Dr. Hayden was amazing: warm and enthusiastic. I felt like we were friends the moment we spoke. I told her I was a young adult librarian in the Chicago area, which is something she also was at the beginning of her career. She pointed to me (see photo) and said “She’s a young adult librarian!” to her staff members like I’d just told her I was a rock star.
I got to tell a bunch of publishers to publish more books aimed at middle school readers, met a few authors, tried some new maker technology, went to some useful sessions, and did a whole bunch of networking. I always come back from conferences feeling energized and inspired. There’s just something about being in a big building full of people with funky hair and cardigans who love books and information as much as I do. By the way, if you’re in the library field and need a boost of confidence, watch Hillary Clinton’s inspiring speech from the closing session about the importance of libraries here.
If you haven’t had the chance to attend a conference, do your best to make it to one. ALA can be hard to get to, but state conferences are great too (or at least, the Illinois Library Association one is; I haven’t been to any others). The ideas and rush of motivation make them worth the cost and time away from work.
The program I get most questions about from fellow library professionals is laser tag. This is by far my most well-attended program; I had 40 kids plus 10 on a wait list in 2016, and I had 55 in 2017. I continue to hear about it and get questions about when we’re doing it next all year long.
I’ve done this program twice, in February 2016 and February 2017. I chose February because it’s an indoor event that releases pent-up energy, so ideal for winter. Both times were for grades 6-8, and included four supervising adults. Parents were required to sign waivers.
What I share here will be a conflation of the two programs, taking the most effective parts of each. I’ll also mention some things I suggest not doing. Continue reading
When my middle school patrons got it in their heads that they wanted a murder mystery program, I was less than enthused. It sounded like a logistical nightmare. But they kept asking, and I couldn’t think of a good excuse besides “That sounds too hard for me.” Not a great attitude for someone who’s always saying she wants their ideas.
I’ve seen presentations and write-ups from other libraries that have had after-hours murder mystery dinners, but I thought that was too much added complication for my first murder mystery, and the kids hadn’t asked for that. So I held a no-food mystery on a weekend afternoon. (I didn’t mention the lack of food in the marketing, naturally.)
The kids also said they wanted the type of mystery where they play roles, and one of them is the murderer. I agreed that this kind of game is the most fun, but I was concerned about attendance. My program attendance varies widely, and it’s tough to predict numbers or to get people to commit to things. Usually about 3/4 of the registered patrons show up.

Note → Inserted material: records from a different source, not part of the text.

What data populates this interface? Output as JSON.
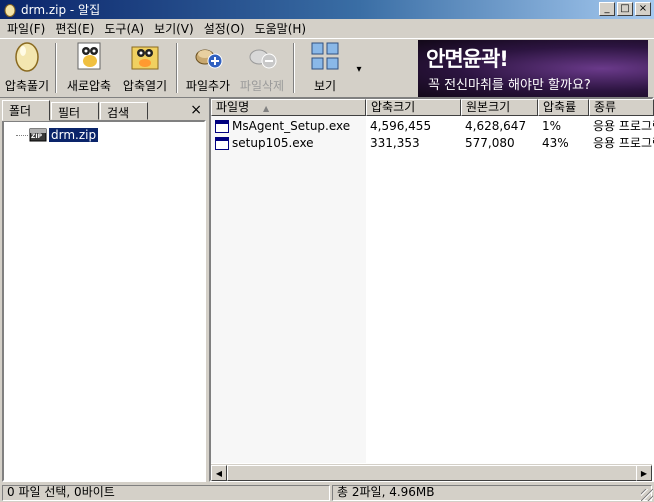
{
  "window": {
    "title": "drm.zip - 알집"
  },
  "window_controls": {
    "minimize": "_",
    "maximize": "□",
    "close": "×"
  },
  "menu": [
    "파일(F)",
    "편집(E)",
    "도구(A)",
    "보기(V)",
    "설정(O)",
    "도움말(H)"
  ],
  "toolbar": {
    "extract": "압축풀기",
    "new_archive": "새로압축",
    "open_archive": "압축열기",
    "add_file": "파일추가",
    "delete_file": "파일삭제",
    "view": "보기",
    "dropdown": "▾"
  },
  "ad": {
    "headline": "안면윤곽!",
    "subline": "꼭 전신마취를 해야만 할까요?"
  },
  "left_panel": {
    "tabs": [
      "폴더",
      "필터",
      "검색"
    ],
    "close": "×",
    "tree": {
      "label": "drm.zip",
      "icon_text": "ZIP"
    }
  },
  "file_list": {
    "columns": [
      "파일명",
      "압축크기",
      "원본크기",
      "압축률",
      "종류"
    ],
    "sort_indicator": "▲",
    "rows": [
      {
        "name": "MsAgent_Setup.exe",
        "compressed": "4,596,455",
        "original": "4,628,647",
        "ratio": "1%",
        "type": "응용 프로그램"
      },
      {
        "name": "setup105.exe",
        "compressed": "331,353",
        "original": "577,080",
        "ratio": "43%",
        "type": "응용 프로그램"
      }
    ]
  },
  "scrollbar": {
    "left": "◀",
    "right": "▶"
  },
  "status": {
    "left": "0 파일 선택, 0바이트",
    "right": "총 2파일, 4.96MB"
  },
  "colors": {
    "titlebar_start": "#0a246a",
    "titlebar_end": "#a6caf0",
    "selection": "#0a246a",
    "chrome": "#d4d0c8"
  }
}
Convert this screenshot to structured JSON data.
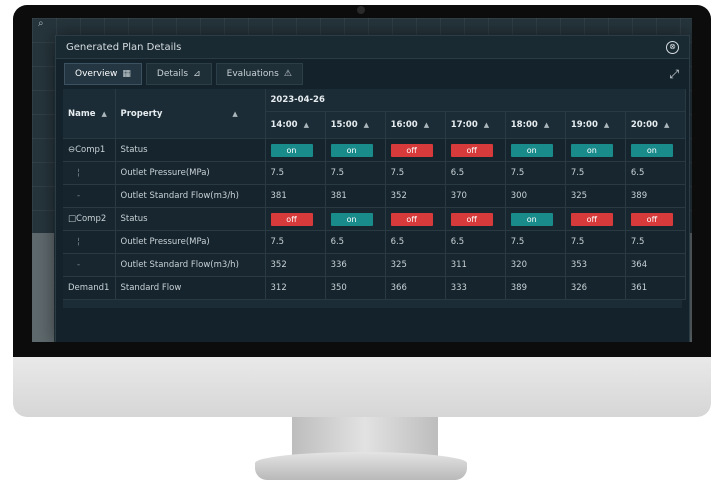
{
  "modal": {
    "title": "Generated Plan Details",
    "close_glyph": "⊗",
    "expand_glyph": "⤢"
  },
  "tabs": [
    {
      "label": "Overview",
      "icon": "table-icon",
      "glyph": "▦",
      "active": true
    },
    {
      "label": "Details",
      "icon": "chart-icon",
      "glyph": "⊿",
      "active": false
    },
    {
      "label": "Evaluations",
      "icon": "warning-icon",
      "glyph": "⚠",
      "active": false
    }
  ],
  "table": {
    "name_header": "Name",
    "property_header": "Property",
    "date_header": "2023-04-26",
    "sort_glyph": "▲",
    "times": [
      "14:00",
      "15:00",
      "16:00",
      "17:00",
      "18:00",
      "19:00",
      "20:00"
    ],
    "rows": [
      {
        "name": "⊖Comp1",
        "property": "Status",
        "type": "status",
        "values": [
          "on",
          "on",
          "off",
          "off",
          "on",
          "on",
          "on"
        ]
      },
      {
        "name": "¦",
        "property": "Outlet Pressure(MPa)",
        "type": "value",
        "values": [
          "7.5",
          "7.5",
          "7.5",
          "6.5",
          "7.5",
          "7.5",
          "6.5"
        ]
      },
      {
        "name": "-",
        "property": "Outlet Standard Flow(m3/h)",
        "type": "value",
        "values": [
          "381",
          "381",
          "352",
          "370",
          "300",
          "325",
          "389"
        ]
      },
      {
        "name": "□Comp2",
        "property": "Status",
        "type": "status",
        "values": [
          "off",
          "on",
          "off",
          "off",
          "on",
          "off",
          "off"
        ]
      },
      {
        "name": "¦",
        "property": "Outlet Pressure(MPa)",
        "type": "value",
        "values": [
          "7.5",
          "6.5",
          "6.5",
          "6.5",
          "7.5",
          "7.5",
          "7.5"
        ]
      },
      {
        "name": "-",
        "property": "Outlet Standard Flow(m3/h)",
        "type": "value",
        "values": [
          "352",
          "336",
          "325",
          "311",
          "320",
          "353",
          "364"
        ]
      },
      {
        "name": "Demand1",
        "property": "Standard Flow",
        "type": "value",
        "values": [
          "312",
          "350",
          "366",
          "333",
          "389",
          "326",
          "361"
        ]
      }
    ]
  },
  "colors": {
    "on": "#1a8b8b",
    "off": "#d63a3a",
    "background": "#14222b"
  }
}
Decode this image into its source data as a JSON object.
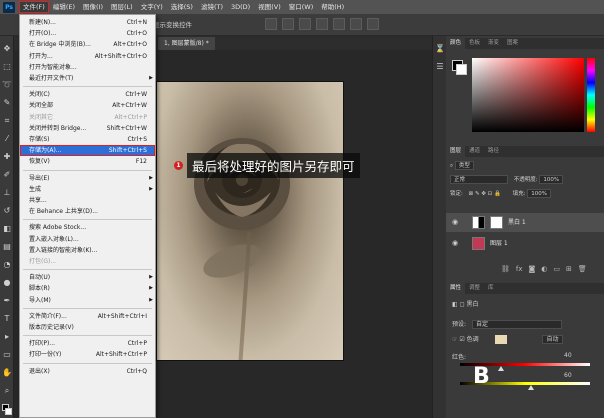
{
  "app": {
    "logo": "Ps"
  },
  "menubar": {
    "items": [
      "文件(F)",
      "编辑(E)",
      "图像(I)",
      "图层(L)",
      "文字(Y)",
      "选择(S)",
      "滤镜(T)",
      "3D(D)",
      "视图(V)",
      "窗口(W)",
      "帮助(H)"
    ]
  },
  "options": {
    "label": "显示变换控件"
  },
  "document": {
    "tab": "1, 图层蒙版/8) *"
  },
  "annotation": {
    "number": "1",
    "text": "最后将处理好的图片另存即可"
  },
  "file_menu": {
    "rows": [
      {
        "label": "新建(N)...",
        "shortcut": "Ctrl+N"
      },
      {
        "label": "打开(O)...",
        "shortcut": "Ctrl+O"
      },
      {
        "label": "在 Bridge 中浏览(B)...",
        "shortcut": "Alt+Ctrl+O"
      },
      {
        "label": "打开为...",
        "shortcut": "Alt+Shift+Ctrl+O"
      },
      {
        "label": "打开为智能对象...",
        "shortcut": ""
      },
      {
        "label": "最近打开文件(T)",
        "shortcut": "",
        "submenu": true
      },
      {
        "sep": true
      },
      {
        "label": "关闭(C)",
        "shortcut": "Ctrl+W"
      },
      {
        "label": "关闭全部",
        "shortcut": "Alt+Ctrl+W"
      },
      {
        "label": "关闭其它",
        "shortcut": "Alt+Ctrl+P",
        "disabled": true
      },
      {
        "label": "关闭并转到 Bridge...",
        "shortcut": "Shift+Ctrl+W"
      },
      {
        "label": "存储(S)",
        "shortcut": "Ctrl+S"
      },
      {
        "label": "存储为(A)...",
        "shortcut": "Shift+Ctrl+S",
        "selected": true
      },
      {
        "label": "恢复(V)",
        "shortcut": "F12"
      },
      {
        "sep": true
      },
      {
        "label": "导出(E)",
        "shortcut": "",
        "submenu": true
      },
      {
        "label": "生成",
        "shortcut": "",
        "submenu": true
      },
      {
        "label": "共享...",
        "shortcut": ""
      },
      {
        "label": "在 Behance 上共享(D)...",
        "shortcut": ""
      },
      {
        "sep": true
      },
      {
        "label": "搜索 Adobe Stock...",
        "shortcut": ""
      },
      {
        "label": "置入嵌入对象(L)...",
        "shortcut": ""
      },
      {
        "label": "置入链接的智能对象(K)...",
        "shortcut": ""
      },
      {
        "label": "打包(G)...",
        "shortcut": "",
        "disabled": true
      },
      {
        "sep": true
      },
      {
        "label": "自动(U)",
        "shortcut": "",
        "submenu": true
      },
      {
        "label": "脚本(R)",
        "shortcut": "",
        "submenu": true
      },
      {
        "label": "导入(M)",
        "shortcut": "",
        "submenu": true
      },
      {
        "sep": true
      },
      {
        "label": "文件简介(F)...",
        "shortcut": "Alt+Shift+Ctrl+I"
      },
      {
        "label": "版本历史记录(V)",
        "shortcut": ""
      },
      {
        "sep": true
      },
      {
        "label": "打印(P)...",
        "shortcut": "Ctrl+P"
      },
      {
        "label": "打印一份(Y)",
        "shortcut": "Alt+Shift+Ctrl+P"
      },
      {
        "sep": true
      },
      {
        "label": "退出(X)",
        "shortcut": "Ctrl+Q"
      }
    ]
  },
  "color_panel": {
    "tabs": [
      "颜色",
      "色板",
      "渐变",
      "图案"
    ]
  },
  "layers_panel": {
    "tabs": [
      "图层",
      "通道",
      "路径"
    ],
    "kind": "类型",
    "blend_mode": "正常",
    "opacity_label": "不透明度:",
    "opacity": "100%",
    "lock_label": "锁定:",
    "fill_label": "填充:",
    "fill": "100%",
    "layers": [
      {
        "name": "黑白 1",
        "selected": true
      },
      {
        "name": "图层 1",
        "selected": false
      }
    ]
  },
  "properties_panel": {
    "tabs": [
      "属性",
      "调整",
      "库"
    ],
    "title": "黑白",
    "preset_label": "预设:",
    "preset_value": "自定",
    "tint_label": "色调",
    "auto_label": "自动",
    "reds_label": "红色:",
    "reds_value": "40",
    "yellows_value": "60",
    "tint_color": "#e9d8b4"
  },
  "colors": {
    "accent": "#2d6fd6",
    "highlight": "#e02020"
  }
}
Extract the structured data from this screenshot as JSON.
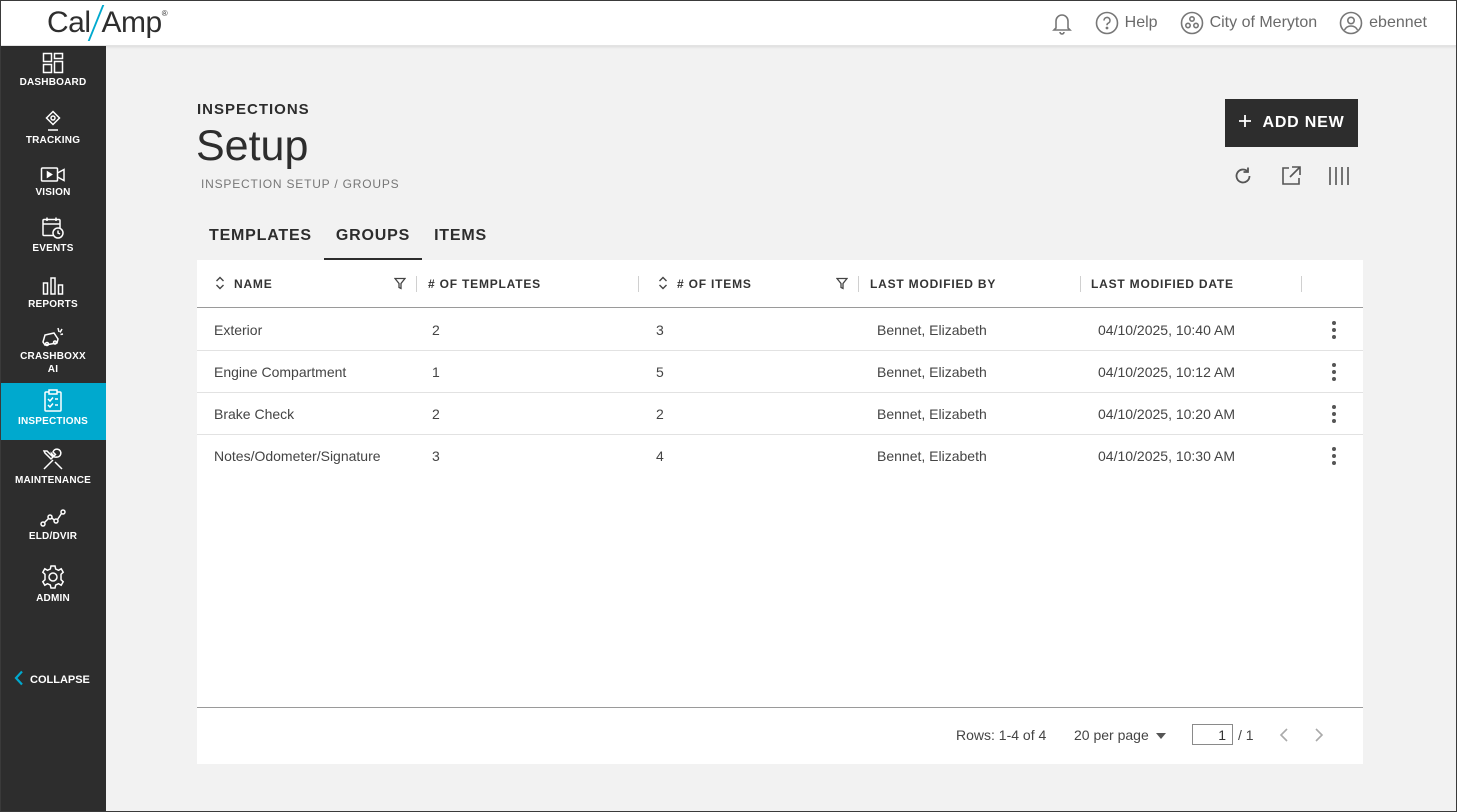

This program works best with 10-15 players. It was more preparation-intensive than most of my programs, but was less work than I’d feared it would be. I ran it with no help from other staff (aside from borrowing some objects from them for props). It was two hours long, but I think one-and-a-half hours might have been a slightly better timeframe. Continue reading
A few weeks ago I called up my two local middle school teacher-librarians to ask if they’d be interested in partnering up on an activity for Teen Tech Week. It turned out that they were having lunchtime events to celebrate Read Across America all week long. So we combined the two, and made one of the Read Across America days a tech day. I brought robots from the public library to the school libraries (each on a separate day) and stayed there for all three lunch periods. Students could eat their lunch in the library, then play with the robots.